Turn Your Front Lawn into an Edible Landscape
Photo and text by Maria Price
After the year we’ve had, I hope I have encouraged more people to grow their own food. Record numbers of people are growing food and returning to a more thoughtful land and resource use. Most people build their food garden in the backyard, growing their veggies in perfect rows but I’m here to ask you to look at your front yard as a food resource, and not just in rows.
By minimizing the front lawn, you are taking a stand against turf grass as the biggest irrigated crop in America. You are saying no to something that takes precious resources without giving back anything just as precious.
The front lawn was once the great symbol of the American Dream. The front yard was originally conceived as a common green. But I feel that now, this time-consuming monoculture occupying that critical space between the front door and street is actually an antisocial area, occasionally inhabited by someone pushing a loud and polluting two-stroke motor back in forth.

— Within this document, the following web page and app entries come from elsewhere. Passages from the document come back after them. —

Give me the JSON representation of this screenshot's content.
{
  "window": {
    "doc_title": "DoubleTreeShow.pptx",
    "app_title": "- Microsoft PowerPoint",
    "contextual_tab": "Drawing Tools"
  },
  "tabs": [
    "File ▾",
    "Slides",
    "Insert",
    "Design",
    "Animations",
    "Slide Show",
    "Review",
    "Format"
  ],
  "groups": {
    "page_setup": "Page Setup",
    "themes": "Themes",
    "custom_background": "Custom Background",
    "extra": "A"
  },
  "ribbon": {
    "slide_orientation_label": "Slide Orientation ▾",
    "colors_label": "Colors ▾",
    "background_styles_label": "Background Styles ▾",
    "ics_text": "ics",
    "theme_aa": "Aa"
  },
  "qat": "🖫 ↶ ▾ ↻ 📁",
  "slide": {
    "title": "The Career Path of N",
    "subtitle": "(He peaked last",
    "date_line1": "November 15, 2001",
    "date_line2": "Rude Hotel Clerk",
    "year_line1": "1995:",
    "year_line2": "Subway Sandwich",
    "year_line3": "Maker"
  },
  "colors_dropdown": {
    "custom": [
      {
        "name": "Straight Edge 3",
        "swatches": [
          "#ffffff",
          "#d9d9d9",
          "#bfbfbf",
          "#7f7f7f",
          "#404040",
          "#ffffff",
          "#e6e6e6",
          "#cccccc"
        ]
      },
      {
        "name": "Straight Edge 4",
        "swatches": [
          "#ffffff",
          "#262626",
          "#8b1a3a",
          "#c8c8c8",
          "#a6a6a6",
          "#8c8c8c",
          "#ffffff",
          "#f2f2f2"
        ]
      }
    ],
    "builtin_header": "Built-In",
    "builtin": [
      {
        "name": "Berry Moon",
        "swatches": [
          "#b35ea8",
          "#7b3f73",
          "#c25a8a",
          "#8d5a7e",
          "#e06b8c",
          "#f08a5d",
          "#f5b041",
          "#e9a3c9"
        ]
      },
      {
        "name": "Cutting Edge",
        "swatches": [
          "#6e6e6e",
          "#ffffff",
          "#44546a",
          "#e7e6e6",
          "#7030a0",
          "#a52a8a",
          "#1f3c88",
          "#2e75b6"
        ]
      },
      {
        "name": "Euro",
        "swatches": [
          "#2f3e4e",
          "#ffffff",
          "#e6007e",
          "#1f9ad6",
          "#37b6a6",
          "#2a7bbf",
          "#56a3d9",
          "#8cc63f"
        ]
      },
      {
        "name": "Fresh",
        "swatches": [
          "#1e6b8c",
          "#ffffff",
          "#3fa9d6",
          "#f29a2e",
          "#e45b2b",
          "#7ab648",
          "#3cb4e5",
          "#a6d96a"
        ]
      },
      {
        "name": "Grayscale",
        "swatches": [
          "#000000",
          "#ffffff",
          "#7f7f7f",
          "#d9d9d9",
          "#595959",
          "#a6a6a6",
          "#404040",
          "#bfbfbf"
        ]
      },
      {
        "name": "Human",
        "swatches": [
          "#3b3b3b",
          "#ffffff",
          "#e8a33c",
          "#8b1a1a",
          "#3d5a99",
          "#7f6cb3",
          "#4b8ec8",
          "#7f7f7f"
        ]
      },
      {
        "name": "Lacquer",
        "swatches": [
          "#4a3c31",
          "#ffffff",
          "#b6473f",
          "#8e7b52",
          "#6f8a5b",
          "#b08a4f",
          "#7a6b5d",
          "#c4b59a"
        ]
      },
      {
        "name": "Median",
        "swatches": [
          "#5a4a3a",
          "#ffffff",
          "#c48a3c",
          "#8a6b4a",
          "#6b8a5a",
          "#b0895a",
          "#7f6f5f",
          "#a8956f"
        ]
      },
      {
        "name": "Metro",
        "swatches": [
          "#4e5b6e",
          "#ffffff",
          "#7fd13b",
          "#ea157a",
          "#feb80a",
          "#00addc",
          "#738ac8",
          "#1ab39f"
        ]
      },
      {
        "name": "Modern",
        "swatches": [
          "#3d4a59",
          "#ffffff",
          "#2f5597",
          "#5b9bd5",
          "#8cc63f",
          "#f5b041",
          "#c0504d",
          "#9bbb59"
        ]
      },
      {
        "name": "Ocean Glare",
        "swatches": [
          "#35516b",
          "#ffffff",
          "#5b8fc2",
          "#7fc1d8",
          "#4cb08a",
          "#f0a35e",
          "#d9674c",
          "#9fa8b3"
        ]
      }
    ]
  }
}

Your front yard is a greeting to the world and beauty matters a great deal. Growing food can be integrated into our daily lives and into our front yards for everyone to enjoy and admire. You need to think about what veggies, herbs and fruit you can use that have ornamental value.
Here are some things to consider before planting front yard edibles. The entire plant must have a pleasing form, not just a pretty flower or vegetable. It should give you at least two reasons to plant it, such as color and form or texture and seed pods. Its leaves must hold up for the entire growing season. Some edibles have leaves that are susceptible to mildews or their foliage is worn out by the end of the season. Lastly pay extra attention to your hard scape—a few discolored leaves might not be noticed on a beautiful trellis.
What are some ornamental edibles to know? Lettuce comes in a myriad of colors and can be grown in the front of your beds as a nice border. Amaranthus tricolor, primarily known as a grain, is cultivated around the world for its leaves; different varieties come in a glorious rainbow of colors—shades of red, purple, gold and green, and beautiful flowers. The leaves are like summer spinach, they can be sautéed or added to salads.
Fruit trees such as apples, cherries and peaches all come in dwarf and semi dwarf sizes. Try to choose disease resistant varieties for your front yard and don’t forget their beautiful flowers.
Herbs such as various thymes, miniature bush Greek basil, dill and sweet woodruff are all neat, well-behaved plants for the front yard.
There are lots of choices for a beautiful and nourishing edible landscape. What will you grow?